Over 5 million American citizens are suffering from fibromyalgia, which is a chronic pain disorder that affects the musculoskeletal system.
Individuals afflicted with this ‘invisible illness’ will frequently experience highly painful flare-ups in their joints and muscles. While this chronic pain disorder does not have a definitive cure, there are some ways of managing stress-related flareups.
As anyone who is suffering from fibromyalgia knows, you must become familiar with the triggers that bring on painful flareups. Identifying these triggers is the first step in learning how to effectively manage your fibromyalgia.
One of the most typical triggers of fibromyalgia flares is stress.
It is commonly known that the experience of stress for prolonged periods will have tremendous negative effects on your health. It can lead to strokes and heart attacks. Many fibromyalgia patients report stress-related fibro flares that are even more pernicious than flareups triggered by temperature changes, hormonal changes, lack of sleep, traveling and general overexertion.

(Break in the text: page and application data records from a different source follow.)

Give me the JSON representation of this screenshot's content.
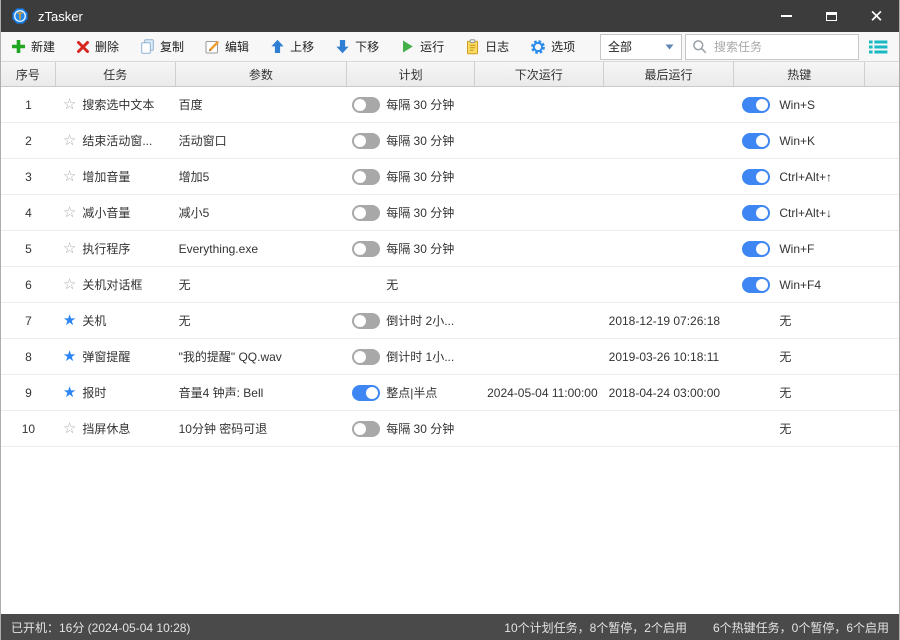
{
  "window": {
    "title": "zTasker"
  },
  "toolbar": {
    "buttons": [
      {
        "label": "新建",
        "icon": "plus-icon"
      },
      {
        "label": "删除",
        "icon": "delete-icon"
      },
      {
        "label": "复制",
        "icon": "copy-icon"
      },
      {
        "label": "编辑",
        "icon": "edit-icon"
      },
      {
        "label": "上移",
        "icon": "move-up-icon"
      },
      {
        "label": "下移",
        "icon": "move-down-icon"
      },
      {
        "label": "运行",
        "icon": "run-icon"
      },
      {
        "label": "日志",
        "icon": "log-icon"
      },
      {
        "label": "选项",
        "icon": "options-icon"
      }
    ],
    "filter_value": "全部",
    "search_placeholder": "搜索任务"
  },
  "table": {
    "columns": [
      "序号",
      "任务",
      "参数",
      "计划",
      "下次运行",
      "最后运行",
      "热键"
    ],
    "rows": [
      {
        "no": "1",
        "starred": false,
        "task": "搜索选中文本",
        "params": "百度",
        "plan_toggle": "off",
        "plan": "每隔 30 分钟",
        "next_run": "",
        "last_run": "",
        "hotkey_toggle": "on",
        "hotkey": "Win+S"
      },
      {
        "no": "2",
        "starred": false,
        "task": "结束活动窗...",
        "params": "活动窗口",
        "plan_toggle": "off",
        "plan": "每隔 30 分钟",
        "next_run": "",
        "last_run": "",
        "hotkey_toggle": "on",
        "hotkey": "Win+K"
      },
      {
        "no": "3",
        "starred": false,
        "task": "增加音量",
        "params": "增加5",
        "plan_toggle": "off",
        "plan": "每隔 30 分钟",
        "next_run": "",
        "last_run": "",
        "hotkey_toggle": "on",
        "hotkey": "Ctrl+Alt+↑"
      },
      {
        "no": "4",
        "starred": false,
        "task": "减小音量",
        "params": "减小5",
        "plan_toggle": "off",
        "plan": "每隔 30 分钟",
        "next_run": "",
        "last_run": "",
        "hotkey_toggle": "on",
        "hotkey": "Ctrl+Alt+↓"
      },
      {
        "no": "5",
        "starred": false,
        "task": "执行程序",
        "params": "Everything.exe",
        "plan_toggle": "off",
        "plan": "每隔 30 分钟",
        "next_run": "",
        "last_run": "",
        "hotkey_toggle": "on",
        "hotkey": "Win+F"
      },
      {
        "no": "6",
        "starred": false,
        "task": "关机对话框",
        "params": "无",
        "plan_toggle": null,
        "plan": "无",
        "next_run": "",
        "last_run": "",
        "hotkey_toggle": "on",
        "hotkey": "Win+F4"
      },
      {
        "no": "7",
        "starred": true,
        "task": "关机",
        "params": "无",
        "plan_toggle": "off",
        "plan": "倒计时 2小...",
        "next_run": "",
        "last_run": "2018-12-19 07:26:18",
        "hotkey_toggle": null,
        "hotkey": "无"
      },
      {
        "no": "8",
        "starred": true,
        "task": "弹窗提醒",
        "params": "\"我的提醒\" QQ.wav",
        "plan_toggle": "off",
        "plan": "倒计时 1小...",
        "next_run": "",
        "last_run": "2019-03-26 10:18:11",
        "hotkey_toggle": null,
        "hotkey": "无"
      },
      {
        "no": "9",
        "starred": true,
        "task": "报时",
        "params": "音量4 钟声: Bell",
        "plan_toggle": "on",
        "plan": "整点|半点",
        "next_run": "2024-05-04 11:00:00",
        "last_run": "2018-04-24 03:00:00",
        "hotkey_toggle": null,
        "hotkey": "无"
      },
      {
        "no": "10",
        "starred": false,
        "task": "挡屏休息",
        "params": "10分钟 密码可退",
        "plan_toggle": "off",
        "plan": "每隔 30 分钟",
        "next_run": "",
        "last_run": "",
        "hotkey_toggle": null,
        "hotkey": "无"
      }
    ]
  },
  "statusbar": {
    "left": "已开机：16分 (2024-05-04 10:28)",
    "plan_summary": "10个计划任务，8个暂停，2个启用",
    "hotkey_summary": "6个热键任务，0个暂停，6个启用"
  },
  "colors": {
    "titlebar": "#3c3c3c",
    "statusbar": "#4a4a4a",
    "toggle_on": "#3d86f3",
    "toggle_off": "#a8a8a8",
    "star_filled": "#2c85f5",
    "list_icon": "#19bac6"
  }
}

What makes stress such a insidious trigger is that it is frustratingly difficult to manage. Whereas some triggers like weather changes can pass in a couple days, your stressful reactions are much more deeply ingrained and difficult to predict and manage.

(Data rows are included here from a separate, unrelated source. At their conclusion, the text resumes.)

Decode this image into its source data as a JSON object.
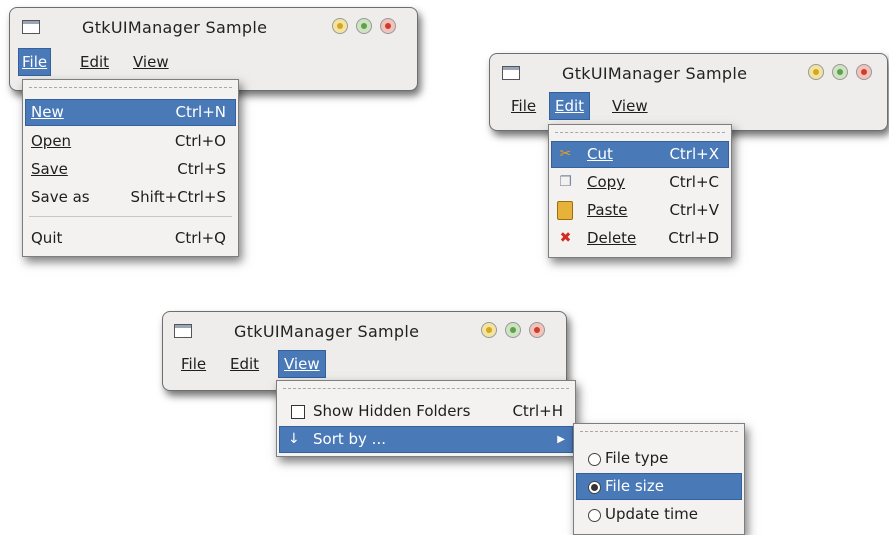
{
  "window_title": "GtkUIManager Sample",
  "menubar": {
    "file": "File",
    "edit": "Edit",
    "view": "View"
  },
  "file_menu": {
    "items": [
      {
        "label": "New",
        "accel": "Ctrl+N"
      },
      {
        "label": "Open",
        "accel": "Ctrl+O"
      },
      {
        "label": "Save",
        "accel": "Ctrl+S"
      },
      {
        "label": "Save as",
        "accel": "Shift+Ctrl+S"
      },
      {
        "label": "Quit",
        "accel": "Ctrl+Q"
      }
    ]
  },
  "edit_menu": {
    "items": [
      {
        "label": "Cut",
        "accel": "Ctrl+X",
        "icon": "scissors-icon"
      },
      {
        "label": "Copy",
        "accel": "Ctrl+C",
        "icon": "copy-icon"
      },
      {
        "label": "Paste",
        "accel": "Ctrl+V",
        "icon": "paste-icon"
      },
      {
        "label": "Delete",
        "accel": "Ctrl+D",
        "icon": "delete-icon"
      }
    ]
  },
  "view_menu": {
    "show_hidden": {
      "label": "Show Hidden Folders",
      "accel": "Ctrl+H",
      "checked": false
    },
    "sort_by": {
      "label": "Sort by ...",
      "icon": "sort-descending-icon"
    }
  },
  "sort_submenu": {
    "items": [
      {
        "label": "File type",
        "selected": false
      },
      {
        "label": "File size",
        "selected": true
      },
      {
        "label": "Update time",
        "selected": false
      }
    ]
  },
  "colors": {
    "selection": "#4a79b8",
    "window_bg": "#eeedeb",
    "menu_bg": "#f3f2f0"
  }
}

Exercising is known to promote mental health. It is effective for decreasing anxiety and stress. While the pain symptoms of fibromyalgia, including fatigue, can often prevent you from exercising as much as you need to, it is still crucial to your well-being.
Bathing in warm water can actually decrease stress hormone secretion while also boosting endorphin levels. The heat is also effective for using muscle tension, which is something a fibromyalgia patient often suffers from.
Practicing daily meditation can be an effective way of overcoming or, at least, helping to manage, the experience of pain. If you are new to meditation, there are many great websites and YouTube videos that will walk you through how to begin.
Many therapists are trained to help individuals suffering from chronic pain conditions. A therapist trained in cognitive behavioral therapy is also equipped to help you manage your reaction to stressful events. Once you learn how to manage your reactions to stress, it is likely that you will decrease in significance and frequency the number of stress-related fibromyalgia flareups.
It has long been known that the healthy night’s sleep is effective for reducing stress. This can be a bit of a catch-22, however, because many fibromyalgia sufferers also experience sleep difficulties. When you begin to sleep better, you will have less stress, and if you have less stress will likely be able to fall asleep easier.
While stress does not cause fibromyalgia it does have the potential to worsen its symptoms. If you feel that stress is making your flareups worse or more frequent, you may consider trying some of the relaxation strategies we listed above.